Furthermore, frequent tensioning of the chain is needed to maintain safe and effective cutting performance.
Why a Sharp Chainsaw Chain Matters
Chainsaw chains need to be sharp for several reasons.
1. Improved Performance: A sharp chainsaw chain easily cuts through wood, providing clean, controlled cuts with minimal effort on your part.
2. Increased Efficiency: A sharp chainsaw chain reduces the time and energy required to cut wood, making your work more efficient and productive.
3. Enhanced Safety: A dull chainsaw chain increases the risk of accidents and injuries, as it may cause the chainsaw to kick back toward the user or stall unexpectedly.
4. Minimized Strain: When you work with a dull chain, you need to apply extra force to cut through wood, which strains your body, particularly your muscles, and joints.
5. Prolonged Lifespan: A dull chain puts extra pressure on the chainsaw’s engine, causing it to work harder and wear down more quickly. Keeping your chain sharp can extend the life of your chainsaw’s engine.
6. Lower Emissions: As a sharp chain reduces cutting time, there’s less stress on the engine and decreased fuel consumption.
7. Enhanced Wood Quality: A sharp chainsaw chain produces a cleaner cut, preventing frayed or splintered wood edges.
Tips For Maintaining Your Chainsaw Chain
Could you make sure to sharpen the chainsaw chain regularly using a round file that matches the size of the chain’s teeth?
Store your chainsaw safely and away from moisture or weather elements that can damage its components.
Apply lubrication to the chainsaw chain after each use or when it looks dry or cracked; this will keep it running smoothly and reduce wear on your machine’s parts.
Please look at your chainsaw chain before each use for signs of damage such as bent or broken teeth, loose links, worn-out rivets, etc.; replace any damaged parts immediately.
When To Replace A Chainsaw Chain: FAQs
How do I know if my chainsaw chain is dull?
Some factors that make your chain dull are:
- The chain may not pull through the cut quickly, and more force will be required to keep it moving.
- It may produce smoke, excessive noise, and vibration when in use.
- It might need to be cut more precisely and accurately, and the sawdust produced might be finer than usual wood chips.
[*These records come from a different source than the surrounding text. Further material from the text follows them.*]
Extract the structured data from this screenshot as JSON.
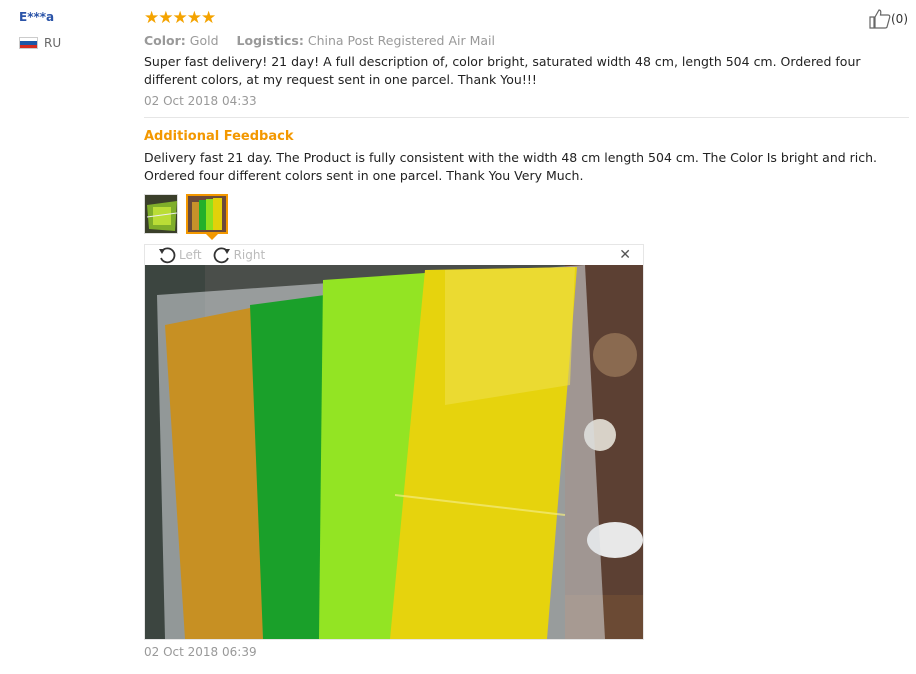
{
  "reviewer": {
    "name": "E***a",
    "country": "RU"
  },
  "review": {
    "stars": "★★★★★",
    "color_label": "Color:",
    "color_value": "Gold",
    "logistics_label": "Logistics:",
    "logistics_value": "China Post Registered Air Mail",
    "text": "Super fast delivery! 21 day! A full description of, color bright, saturated width 48 cm, length 504 cm. Ordered four different colors, at my request sent in one parcel. Thank You!!!",
    "date": "02 Oct 2018 04:33",
    "likes": "(0)"
  },
  "additional": {
    "title": "Additional Feedback",
    "text": "Delivery fast 21 day. The Product is fully consistent with the width 48 cm length 504 cm. The Color Is bright and rich. Ordered four different colors sent in one parcel. Thank You Very Much.",
    "date": "02 Oct 2018 06:39"
  },
  "viewer": {
    "rotate_left": "Left",
    "rotate_right": "Right",
    "close": "✕"
  },
  "colors": {
    "accent": "#f39800",
    "username": "#2b54a8"
  }
}
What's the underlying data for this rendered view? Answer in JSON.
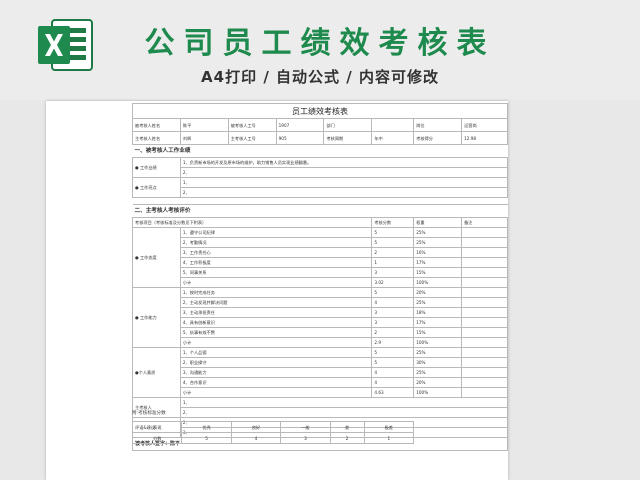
{
  "banner": {
    "title": "公司员工绩效考核表",
    "subtitle": "A4打印 / 自动公式 / 内容可修改"
  },
  "sheet": {
    "title": "员工绩效考核表",
    "info1": [
      "被考核人姓名",
      "陈平",
      "被考核人工号",
      "1907",
      "部门",
      "岗位",
      "运营岗"
    ],
    "info2": [
      "主考核人姓名",
      "刘辉",
      "主考核人工号",
      "905",
      "考核周期",
      "年中",
      "考核得分",
      "12.98"
    ],
    "section1": "一、被考核人工作业绩",
    "perf": [
      {
        "label": "● 工作业绩",
        "lines": [
          "1、负责新市场的开发及原市场的维护，助力销售人员实现业绩翻番。",
          "2、"
        ]
      },
      {
        "label": "● 工作亮点",
        "lines": [
          "1、",
          "2、"
        ]
      }
    ],
    "section2": "二、主考核人考核评价",
    "header": [
      "考核项目（考核标准及分数见下附表）",
      "考核分数",
      "权重",
      "备注"
    ],
    "groups": [
      {
        "label": "● 工作态度",
        "items": [
          [
            "1、遵守公司纪律",
            "5",
            "25%"
          ],
          [
            "2、考勤情况",
            "5",
            "25%"
          ],
          [
            "3、工作责任心",
            "2",
            "16%"
          ],
          [
            "4、工作积极度",
            "1",
            "17%"
          ],
          [
            "5、同事关系",
            "3",
            "15%"
          ]
        ],
        "subtotal": [
          "小计",
          "3.02",
          "100%"
        ]
      },
      {
        "label": "● 工作能力",
        "items": [
          [
            "1、按时完成任务",
            "5",
            "20%"
          ],
          [
            "2、主动发现并解决问题",
            "4",
            "25%"
          ],
          [
            "3、主动承担责任",
            "3",
            "18%"
          ],
          [
            "4、具有创新意识",
            "3",
            "17%"
          ],
          [
            "5、执事有效不赘",
            "2",
            "15%"
          ]
        ],
        "subtotal": [
          "小计",
          "2.9",
          "100%"
        ]
      },
      {
        "label": "●个人素质",
        "items": [
          [
            "1、个人品德",
            "5",
            "25%"
          ],
          [
            "2、职业操守",
            "5",
            "30%"
          ],
          [
            "3、沟通能力",
            "4",
            "25%"
          ],
          [
            "4、合作意识",
            "4",
            "20%"
          ]
        ],
        "subtotal": [
          "小计",
          "4.63",
          "100%"
        ]
      }
    ],
    "remarks": [
      {
        "label": "主考核人",
        "lines": [
          "1、",
          "2、"
        ]
      },
      {
        "label": "评语&建议",
        "lines": [
          "2、",
          "3、"
        ]
      }
    ],
    "signature": "被考核人签字：陈平",
    "note": "附:考核标准分数",
    "score_table": {
      "header": [
        "表现",
        "优秀",
        "良好",
        "一般",
        "差",
        "极差"
      ],
      "row": [
        "分数",
        "5",
        "4",
        "3",
        "2",
        "1"
      ]
    }
  },
  "colors": {
    "brand_green": "#1f8a4d",
    "link_blue": "#3b5bb5"
  }
}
Is it better to sharpen or replace the chainsaw chain?
It is generally better to sharpen a chainsaw chain than to replace it.
The amount of metal removed from the chain during sharpening can easily be monitored and managed.
Furthermore, sharpening allows for higher precision cutting and extended chain life.
Additionally, if the chain needs to be replaced, most chains are relatively easy to find and inexpensive compared to replacing an entire saw.
Ultimately, sharpening is the more economical way to maintain your chainsaw chain over a long period.
How many times can you sharpen a chainsaw chain?
You can generally sharpen a chainsaw chain around 20 times. This ultimately depends on two factors: the amount of chain steel worn out after each sharpening and the proper method used for sharpening.
Regular chainsaw maintenance is crucial to ensure equipment longevity and safety.
Recognizing when to replace a chainsaw chain is critical to this maintenance process.
Look for a dull chain, frequent sharpening, damaged or missing teeth, difficulty in chain adjustments, and decreased cutting efficiency.
Always follow the manufacturer’s guidelines and best practices for using and maintaining your chainsaw. Happy and safe cutting!